◆ YOUR INSTRUCTIONS: The full set of records must be printed exactly as given.

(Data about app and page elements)
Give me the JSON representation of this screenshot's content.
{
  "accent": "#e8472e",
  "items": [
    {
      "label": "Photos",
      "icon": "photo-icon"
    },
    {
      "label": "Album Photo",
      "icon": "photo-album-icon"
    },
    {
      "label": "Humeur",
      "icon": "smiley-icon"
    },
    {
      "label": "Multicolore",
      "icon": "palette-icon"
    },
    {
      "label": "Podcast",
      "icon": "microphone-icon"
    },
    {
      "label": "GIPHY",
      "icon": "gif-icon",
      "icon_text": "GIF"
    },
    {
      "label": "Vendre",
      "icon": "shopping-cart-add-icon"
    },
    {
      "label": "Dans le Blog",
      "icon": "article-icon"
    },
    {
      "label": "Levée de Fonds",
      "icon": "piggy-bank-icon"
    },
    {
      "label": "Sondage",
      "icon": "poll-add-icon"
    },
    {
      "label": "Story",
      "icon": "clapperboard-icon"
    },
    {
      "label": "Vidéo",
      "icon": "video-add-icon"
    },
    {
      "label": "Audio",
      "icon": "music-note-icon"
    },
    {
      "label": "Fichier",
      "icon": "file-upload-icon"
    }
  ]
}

◆ EXPECTED OUTPUT:
Give me the JSON representation of this screenshot's content.
{
  "accent": "#e8472e",
  "items": [
    {
      "label": "Photos",
      "icon": "photo-icon"
    },
    {
      "label": "Album Photo",
      "icon": "photo-album-icon"
    },
    {
      "label": "Humeur",
      "icon": "smiley-icon"
    },
    {
      "label": "Multicolore",
      "icon": "palette-icon"
    },
    {
      "label": "Podcast",
      "icon": "microphone-icon"
    },
    {
      "label": "GIPHY",
      "icon": "gif-icon",
      "icon_text": "GIF"
    },
    {
      "label": "Vendre",
      "icon": "shopping-cart-add-icon"
    },
    {
      "label": "Dans le Blog",
      "icon": "article-icon"
    },
    {
      "label": "Levée de Fonds",
      "icon": "piggy-bank-icon"
    },
    {
      "label": "Sondage",
      "icon": "poll-add-icon"
    },
    {
      "label": "Story",
      "icon": "clapperboard-icon"
    },
    {
      "label": "Vidéo",
      "icon": "video-add-icon"
    },
    {
      "label": "Audio",
      "icon": "music-note-icon"
    },
    {
      "label": "Fichier",
      "icon": "file-upload-icon"
    }
  ]
}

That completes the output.